Η παραγωγή γενολογικών αληθειών θα σχετιστεί πρωτίστως και με το πλήρες ρίσκο του κενού, την από- στατιστικοποίηση της σκέψης. Αν θεωρούμε ως statelike (etatique) αυτό που απαριθμεί, ονομάζει και ελέγχει τα μέρη μιας κατάστασης, τότε όταν μια αλήθεια υφαιρείται από το κράτος αυτό σημαίνει ότι είναι εκτός αρίθμησης, πέραν της πρόβλεψης και μη ελεγχόμενη.

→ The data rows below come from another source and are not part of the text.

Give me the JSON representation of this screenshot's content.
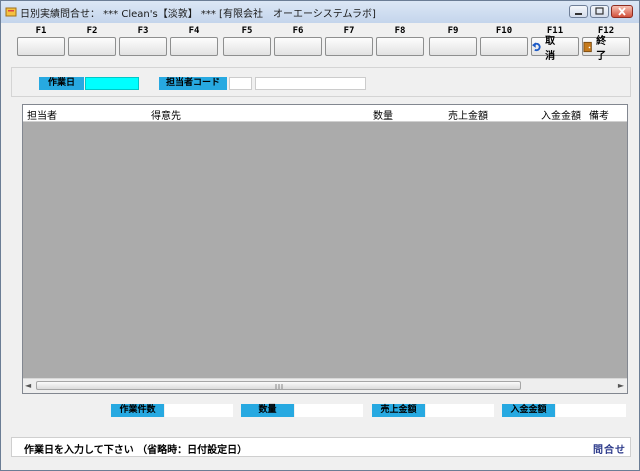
{
  "window": {
    "title": "日別実績問合せ： *** Clean's【淡敦】 *** [有限会社　オーエーシステムラボ]"
  },
  "fkeys": [
    {
      "key": "F1",
      "label": ""
    },
    {
      "key": "F2",
      "label": ""
    },
    {
      "key": "F3",
      "label": ""
    },
    {
      "key": "F4",
      "label": ""
    },
    {
      "key": "F5",
      "label": ""
    },
    {
      "key": "F6",
      "label": ""
    },
    {
      "key": "F7",
      "label": ""
    },
    {
      "key": "F8",
      "label": ""
    },
    {
      "key": "F9",
      "label": ""
    },
    {
      "key": "F10",
      "label": ""
    },
    {
      "key": "F11",
      "label": "取 消",
      "icon": "undo-icon"
    },
    {
      "key": "F12",
      "label": "終 了",
      "icon": "exit-door-icon"
    }
  ],
  "form": {
    "work_date_label": "作業日",
    "work_date_value": "",
    "staff_code_label": "担当者コード",
    "staff_code_value": "",
    "staff_name_value": ""
  },
  "grid": {
    "columns": [
      "担当者",
      "得意先",
      "数量",
      "売上金額",
      "入金金額",
      "備考"
    ],
    "rows": []
  },
  "totals": {
    "count_label": "作業件数",
    "count_value": "",
    "qty_label": "数量",
    "qty_value": "",
    "sales_label": "売上金額",
    "sales_value": "",
    "payment_label": "入金金額",
    "payment_value": ""
  },
  "status": {
    "message": "作業日を入力して下さい （省略時：日付設定日）",
    "mode": "問合せ"
  },
  "colors": {
    "caption_bg": "#27a9e1",
    "grid_bg": "#ababab"
  }
}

Συμβαντικός χώρος είναι ο τόπος από όπου ίσως κάτι καινούργιο συμβεί , κάτι πέρα από την αναγνώριση και τον έλεγχο του κράτους. Σύμφωνα με τον Μπαντιού είναι το κενό που έχει ως αποτέλεσμα την διαραφή (suture) των πολλαπλοτήτων στο είναι τους και αν η φύση του έχει λησμονηθεί αυτό οφείλεται στο ότι το κενό αυτό γεμίζεται (Σπινόζα ή Χάιντεγγερ) ή καλύπτεται (Λάιμπνιτς ή Βιτγκενστάιν) – τόσες πολλές φιλοσοφικές προσπάθειες, θα πει ο Μπαντιού για να αποφύγει κανείς το ερώτημα του κράτους.

Η οντολογία του Μπαντιού περιγράφει με άλλα λόγια τις προϋποθέσεις, που πρέπει να τηρηθούν ώστε να μετακινηθούμε πέρα από το κράτος και τις αναπαραστάσεις του προς μια κατάσταση αγνής παράστασης. Σε αντίθεση με τον Χάιντεγγερ ή με τον Ντελέζ, ο Μπαντιού θεμελιώνει μια οντολογία για να κινηθεί πέρα από αυτή. Η οντολογία του παρέχει μια ακριβή περιγραφή του τι δεν μπορεί να περιληφθεί σε αυτή, αυτού που υπερβαίνει την φύση της αντικειμενικότητας- το σύμπλεγμα συμβάν-αλήθεια-υποκείμενο. Μπορούμε να κατανοήσουμε την ύπαρξη της σκέψης αν κατανοήσουμε πως μπορεί να ξεκινήσει μια ρήξη με τον νόμο του είναι.